We recently created a small tool to analyze Android apps for secret leaks and this was appreciated in the infosec community. This inspired us to create GitLeaks.com , a search engine for exposed secrets on GitHub, Bitbucket, in Android app clients and later the whole web. We launched a beta version of it on Hacker News for initial feedback. The feedback was mixed with few people objecting to the search functionality and our account upgrade functionalities while others saw this as a cool tool. We disabled search for the time being sensing we have been unable to communicate our intention better.
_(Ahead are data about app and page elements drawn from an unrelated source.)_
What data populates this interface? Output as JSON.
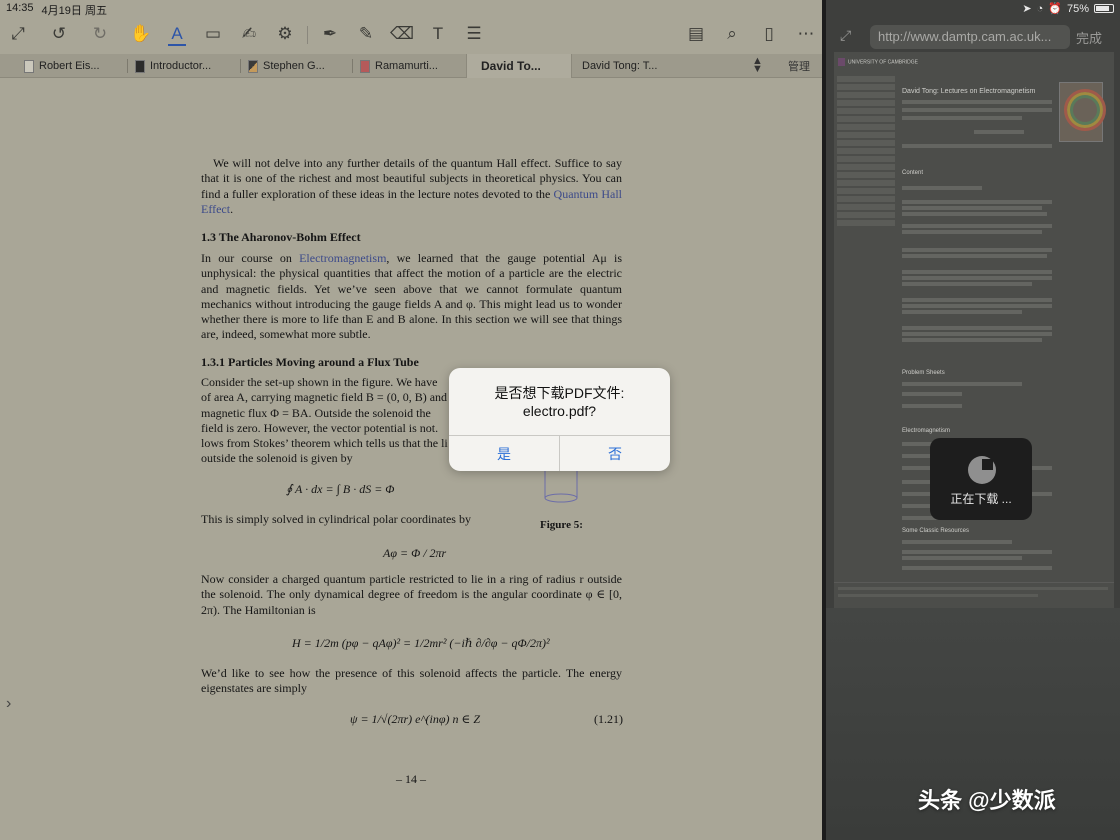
{
  "status_bar": {
    "time": "14:35",
    "date": "4月19日 周五",
    "battery": "75%"
  },
  "toolbar": {
    "icons": [
      "expand-icon",
      "undo-icon",
      "redo-icon",
      "hand-icon",
      "text-highlight-icon",
      "rectangle-select-icon",
      "signature-icon",
      "stamp-icon",
      "pen-icon",
      "highlighter-icon",
      "eraser-icon",
      "text-box-icon",
      "note-icon",
      "document-icon",
      "search-icon",
      "bookmark-icon",
      "more-icon"
    ]
  },
  "tabs": [
    {
      "label": "Robert Eis..."
    },
    {
      "label": "Introductor..."
    },
    {
      "label": "Stephen G..."
    },
    {
      "label": "Ramamurti..."
    },
    {
      "label": "David To..."
    },
    {
      "label": "David Tong: T..."
    }
  ],
  "tabs_manage": "管理",
  "document": {
    "p1": "We will not delve into any further details of the quantum Hall effect. Suffice to say that it is one of the richest and most beautiful subjects in theoretical physics. You can find a fuller exploration of these ideas in the lecture notes devoted to the ",
    "p1_link": "Quantum Hall Effect",
    "p1_end": ".",
    "h1": "1.3 The Aharonov-Bohm Effect",
    "p2_start": "In our course on ",
    "p2_link": "Electromagnetism",
    "p2_rest": ", we learned that the gauge potential Aμ is unphysical: the physical quantities that affect the motion of a particle are the electric and magnetic fields. Yet we’ve seen above that we cannot formulate quantum mechanics without introducing the gauge fields A and φ. This might lead us to wonder whether there is more to life than E and B alone. In this section we will see that things are, indeed, somewhat more subtle.",
    "h2": "1.3.1 Particles Moving around a Flux Tube",
    "p3_lines": [
      "Consider the set-up shown in the figure. We have",
      "of area A, carrying magnetic field B = (0, 0, B) and",
      "magnetic flux Φ = BA. Outside the solenoid the",
      "field is zero. However, the vector potential is not.",
      "lows from Stokes’ theorem which tells us that the li",
      "outside the solenoid is given by"
    ],
    "eq1": "∮ A · dx = ∫ B · dS = Φ",
    "figure_caption": "Figure 5:",
    "p4": "This is simply solved in cylindrical polar coordinates by",
    "eq2": "Aφ = Φ / 2πr",
    "p5": "Now consider a charged quantum particle restricted to lie in a ring of radius r outside the solenoid. The only dynamical degree of freedom is the angular coordinate φ ∈ [0, 2π). The Hamiltonian is",
    "eq3": "H = 1/2m (pφ − qAφ)² = 1/2mr² (−iℏ ∂/∂φ − qΦ/2π)²",
    "p6": "We’d like to see how the presence of this solenoid affects the particle. The energy eigenstates are simply",
    "eq4": "ψ = 1/√(2πr) e^(inφ)     n ∈ Z",
    "eq4_number": "(1.21)",
    "page_number": "– 14 –"
  },
  "browser": {
    "url": "http://www.damtp.cam.ac.uk...",
    "done": "完成",
    "university": "UNIVERSITY OF CAMBRIDGE",
    "page_title": "David Tong: Lectures on Electromagnetism",
    "headings": [
      "Content",
      "Problem Sheets",
      "Electromagnetism",
      "Some Classic Resources"
    ],
    "download_status": "正在下载 ..."
  },
  "dialog": {
    "title_line1": "是否想下载PDF文件:",
    "title_line2": "electro.pdf?",
    "yes": "是",
    "no": "否"
  },
  "watermark": "头条 @少数派"
}
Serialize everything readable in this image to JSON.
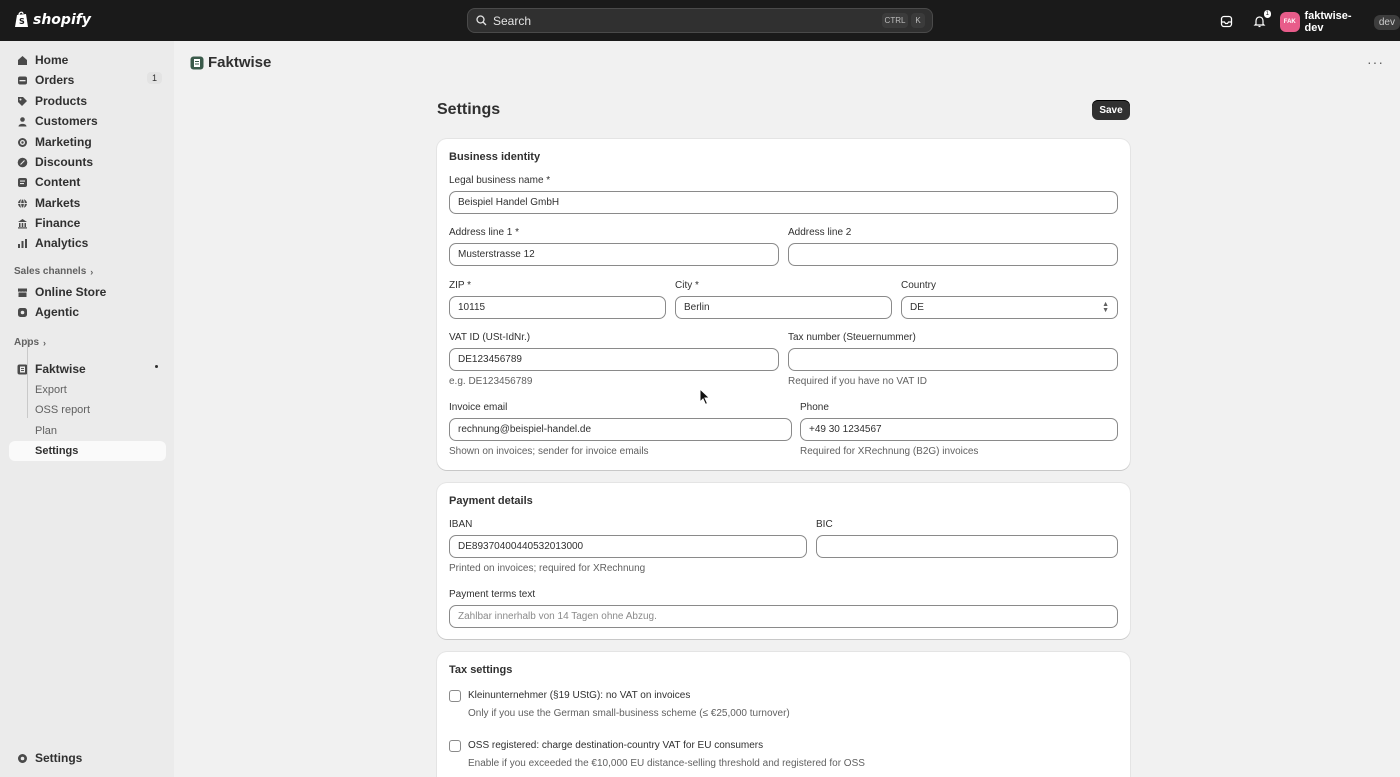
{
  "topbar": {
    "logo_text": "shopify",
    "search_placeholder": "Search",
    "kbd_ctrl": "CTRL",
    "kbd_k": "K",
    "notification_count": "1",
    "store_initials": "FAK",
    "store_name": "faktwise-dev",
    "store_badge": "dev"
  },
  "sidebar": {
    "items": [
      {
        "label": "Home",
        "icon": "home-icon"
      },
      {
        "label": "Orders",
        "icon": "orders-icon",
        "count": "1"
      },
      {
        "label": "Products",
        "icon": "tag-icon"
      },
      {
        "label": "Customers",
        "icon": "person-icon"
      },
      {
        "label": "Marketing",
        "icon": "target-icon"
      },
      {
        "label": "Discounts",
        "icon": "discount-icon"
      },
      {
        "label": "Content",
        "icon": "content-icon"
      },
      {
        "label": "Markets",
        "icon": "globe-icon"
      },
      {
        "label": "Finance",
        "icon": "bank-icon"
      },
      {
        "label": "Analytics",
        "icon": "chart-icon"
      }
    ],
    "sales_channels_label": "Sales channels",
    "channels": [
      {
        "label": "Online Store",
        "icon": "store-icon"
      },
      {
        "label": "Agentic",
        "icon": "agentic-icon"
      }
    ],
    "apps_label": "Apps",
    "app": {
      "label": "Faktwise",
      "icon": "faktwise-icon"
    },
    "app_subitems": [
      "Export",
      "OSS report",
      "Plan",
      "Settings"
    ],
    "bottom_settings": "Settings"
  },
  "app_header": {
    "title": "Faktwise"
  },
  "page": {
    "title": "Settings",
    "save_label": "Save"
  },
  "business_identity": {
    "title": "Business identity",
    "legal_name_label": "Legal business name *",
    "legal_name_value": "Beispiel Handel GmbH",
    "address1_label": "Address line 1 *",
    "address1_value": "Musterstrasse 12",
    "address2_label": "Address line 2",
    "address2_value": "",
    "zip_label": "ZIP *",
    "zip_value": "10115",
    "city_label": "City *",
    "city_value": "Berlin",
    "country_label": "Country",
    "country_value": "DE",
    "vat_label": "VAT ID (USt-IdNr.)",
    "vat_value": "DE123456789",
    "vat_help": "e.g. DE123456789",
    "tax_label": "Tax number (Steuernummer)",
    "tax_value": "",
    "tax_help": "Required if you have no VAT ID",
    "email_label": "Invoice email",
    "email_value": "rechnung@beispiel-handel.de",
    "email_help": "Shown on invoices; sender for invoice emails",
    "phone_label": "Phone",
    "phone_value": "+49 30 1234567",
    "phone_help": "Required for XRechnung (B2G) invoices"
  },
  "payment_details": {
    "title": "Payment details",
    "iban_label": "IBAN",
    "iban_value": "DE89370400440532013000",
    "iban_help": "Printed on invoices; required for XRechnung",
    "bic_label": "BIC",
    "bic_value": "",
    "terms_label": "Payment terms text",
    "terms_placeholder": "Zahlbar innerhalb von 14 Tagen ohne Abzug."
  },
  "tax_settings": {
    "title": "Tax settings",
    "klein_label": "Kleinunternehmer (§19 UStG): no VAT on invoices",
    "klein_help": "Only if you use the German small-business scheme (≤ €25,000 turnover)",
    "oss_label": "OSS registered: charge destination-country VAT for EU consumers",
    "oss_help": "Enable if you exceeded the €10,000 EU distance-selling threshold and registered for OSS"
  }
}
Some of the people on the HN thread suggested we should inform the users that a key was being leaked. There is no way we could inform millions of users without being banned from GitHub due to abuse. If there is someone who could do this the best, it is Github the platform where the secrets are exposed and with an army of engineers it is a matter of couple of days to do this. We are open to work with GitHub if they would like to make secret leaks detection a feature on their platform.
Another point of discussion was we were “exposing people’s secret” which is funny since the data is public and the secrets are searchable via the GitHub interface. We simply optimised the search to focus on secrets and provided a way to check your own GitHub account for leaks. Shodan, the popular search engine for open ports is seen as a great infosec tool even when it can be used for bad purposes with their paid account. Insecam lists realtime stream of thousands of open IP cameras around the world. Someone writing or publicising that a website does not use HTTPS does not make them a criminal. Products like Shodan, Insecam or GitLeaks will eventually make the world more secure.
Now coming to the paid accounts. We have limited queries to 30 per month for free users who are logged-in. Taking a leaf out of Shodan, we will display only the first page and not two pages as earlier if you are not logged in. Maintaining and working on the search infrastructure costs us real money and the paid accounts are simply a way to cover the costs. If you are feeling generous, please contact us at firstname.lastname@example.org and donate to cover our annual cost and we will stop the paid accounts.
The next point was about abuse by criminals. It would be extremely naive to assume that the bad guys are sitting waiting for products like GitLeaks to come out in order for them to exploit. The best way to go about is always creating awareness and not pushing matters under the rug. We have already limited search results for anonymous accounts to a single page of result and would be denying use from newly created GitHub accounts (accounts created after GitLeaks release) since there is no value for them right now anyway.
Around 10000 people tried to use GitLeaks.com on 17th February. Most of them left disappointed after being greeted with our message of disabled search and pointing to the discussion. We are sorry. GitLeaks is now open and we shall be adding new sources, features and refresh the data over time.